What Shapira et al. has done is exploited the activation mechanism of the Toxin-Antitoxin system in order to tackle a viral infection in a eukaryotic organism. Drawing from the established armory of gene therapy, they generated an adenoviral vector carrying a version of a well-studied TA system called mazEF that had been mutated into a single protein, inserting in between the toxin and antitoxin the site that HCV protease recognizes and cuts (HCV generates large polyproteins which are then processed by cleavage into smaller proteins). This modified mazEF complex follows the general functionality of the Toxin-Antitoxin systems that I laid out earlier – the mazF toxin leads to cell death by cleaving messenger RNA and thereby preventing protein synthesis, once it is freed from interactions with its conjugate antitoxin, mazE. In this case, instead of keeping the toxin in check by continually generating the antitoxin, the toxin is only activated if the fusion is cleaved, which can only occur in Hepatitis C virus-infected cells.
Upon infection, the researchers found that their modified TA system was able to drastically reduce the number of HCV-infected cells, with no similar effect in non-infected cells. This is quite promising, and dovetails with similar research using adenovirus-based gene therapy to kill HCV-infected cells in mice. Shapira et al. point out that by using this bacterial system circumvents the issues of off-target effects that may occur by targeting or overexpressing components of mammalian systems to achieve the same goal.

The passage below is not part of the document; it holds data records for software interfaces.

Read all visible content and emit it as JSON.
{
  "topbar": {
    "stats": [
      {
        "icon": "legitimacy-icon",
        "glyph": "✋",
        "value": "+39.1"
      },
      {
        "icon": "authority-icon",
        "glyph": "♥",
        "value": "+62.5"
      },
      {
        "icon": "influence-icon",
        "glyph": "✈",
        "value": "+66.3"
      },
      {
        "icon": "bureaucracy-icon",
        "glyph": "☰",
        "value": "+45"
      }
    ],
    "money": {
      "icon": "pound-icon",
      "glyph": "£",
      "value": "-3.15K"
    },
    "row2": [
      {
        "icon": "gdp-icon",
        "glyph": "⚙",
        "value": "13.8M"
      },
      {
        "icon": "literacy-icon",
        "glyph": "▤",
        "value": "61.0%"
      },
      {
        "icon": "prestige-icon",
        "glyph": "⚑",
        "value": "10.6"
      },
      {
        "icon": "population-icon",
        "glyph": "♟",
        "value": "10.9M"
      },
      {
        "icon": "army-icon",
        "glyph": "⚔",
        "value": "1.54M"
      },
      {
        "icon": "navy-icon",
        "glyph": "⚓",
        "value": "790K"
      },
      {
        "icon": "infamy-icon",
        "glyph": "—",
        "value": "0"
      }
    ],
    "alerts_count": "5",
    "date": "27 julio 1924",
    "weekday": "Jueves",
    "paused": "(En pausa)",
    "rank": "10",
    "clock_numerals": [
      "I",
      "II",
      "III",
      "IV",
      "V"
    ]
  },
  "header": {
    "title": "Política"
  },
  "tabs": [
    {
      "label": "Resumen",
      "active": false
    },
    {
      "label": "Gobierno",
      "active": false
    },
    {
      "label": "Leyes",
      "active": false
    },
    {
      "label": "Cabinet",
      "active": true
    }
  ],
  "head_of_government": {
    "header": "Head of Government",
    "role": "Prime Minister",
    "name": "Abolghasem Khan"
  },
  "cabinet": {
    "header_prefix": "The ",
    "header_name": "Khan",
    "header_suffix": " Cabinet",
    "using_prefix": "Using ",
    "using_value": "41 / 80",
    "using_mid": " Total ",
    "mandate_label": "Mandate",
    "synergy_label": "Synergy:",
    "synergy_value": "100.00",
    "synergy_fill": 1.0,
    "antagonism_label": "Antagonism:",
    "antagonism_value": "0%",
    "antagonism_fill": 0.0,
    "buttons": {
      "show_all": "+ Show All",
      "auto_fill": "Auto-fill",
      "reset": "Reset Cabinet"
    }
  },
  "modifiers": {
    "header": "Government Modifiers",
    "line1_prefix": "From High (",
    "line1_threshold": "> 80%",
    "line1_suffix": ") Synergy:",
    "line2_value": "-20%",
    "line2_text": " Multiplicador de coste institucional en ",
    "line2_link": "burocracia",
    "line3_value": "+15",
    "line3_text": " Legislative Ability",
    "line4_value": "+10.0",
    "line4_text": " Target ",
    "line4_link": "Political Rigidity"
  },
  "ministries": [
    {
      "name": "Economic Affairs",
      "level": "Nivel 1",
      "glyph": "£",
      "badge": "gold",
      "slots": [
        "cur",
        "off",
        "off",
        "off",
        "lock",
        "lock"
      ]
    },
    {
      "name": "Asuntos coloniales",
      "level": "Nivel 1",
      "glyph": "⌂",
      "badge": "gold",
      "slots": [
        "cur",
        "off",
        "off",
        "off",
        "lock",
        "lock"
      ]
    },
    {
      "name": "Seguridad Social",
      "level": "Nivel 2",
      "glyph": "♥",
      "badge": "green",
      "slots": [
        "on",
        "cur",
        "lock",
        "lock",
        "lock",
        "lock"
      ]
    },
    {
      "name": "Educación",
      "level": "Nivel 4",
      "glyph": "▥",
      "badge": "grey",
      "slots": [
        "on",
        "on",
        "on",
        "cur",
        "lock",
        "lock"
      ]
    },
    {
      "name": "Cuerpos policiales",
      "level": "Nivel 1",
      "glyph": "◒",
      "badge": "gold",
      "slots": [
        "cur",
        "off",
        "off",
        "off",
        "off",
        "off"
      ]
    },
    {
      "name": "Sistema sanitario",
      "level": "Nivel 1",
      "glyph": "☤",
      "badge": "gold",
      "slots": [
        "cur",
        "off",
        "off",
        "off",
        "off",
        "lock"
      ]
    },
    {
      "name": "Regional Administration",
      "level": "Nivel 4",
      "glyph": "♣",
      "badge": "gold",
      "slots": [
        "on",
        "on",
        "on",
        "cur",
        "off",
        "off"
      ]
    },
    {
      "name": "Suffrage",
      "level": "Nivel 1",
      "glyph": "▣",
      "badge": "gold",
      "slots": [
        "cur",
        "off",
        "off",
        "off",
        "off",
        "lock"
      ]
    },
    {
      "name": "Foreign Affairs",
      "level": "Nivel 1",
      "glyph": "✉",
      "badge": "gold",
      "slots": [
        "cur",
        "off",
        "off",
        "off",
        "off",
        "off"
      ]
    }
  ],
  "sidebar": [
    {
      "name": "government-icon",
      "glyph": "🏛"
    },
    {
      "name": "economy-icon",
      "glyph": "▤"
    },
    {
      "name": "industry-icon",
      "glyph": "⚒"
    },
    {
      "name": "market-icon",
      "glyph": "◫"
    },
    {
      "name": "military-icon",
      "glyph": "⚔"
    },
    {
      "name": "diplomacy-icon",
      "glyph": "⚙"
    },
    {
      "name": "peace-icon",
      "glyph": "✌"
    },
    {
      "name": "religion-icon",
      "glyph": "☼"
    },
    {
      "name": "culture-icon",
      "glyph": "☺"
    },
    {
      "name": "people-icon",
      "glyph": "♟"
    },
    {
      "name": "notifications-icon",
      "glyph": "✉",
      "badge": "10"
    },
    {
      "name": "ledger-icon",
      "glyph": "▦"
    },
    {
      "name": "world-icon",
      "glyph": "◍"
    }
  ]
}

Since this work was done with the aim of advancing the fight on a major disease like Hepatitis C, I should make it clear to any readers not familiar with translational research or have much experience in the lab that this work is far away from any sort of clinical implementation. This work was only done in cell cultures, and while it may very well work in the mouse model I mentioned before, there is a lot of work to be done.
At the very least, this sort of system could wind up being used to eke out some information about mechanisms of replication in HCV (or any other virus which makes use of proteases, of which there are many).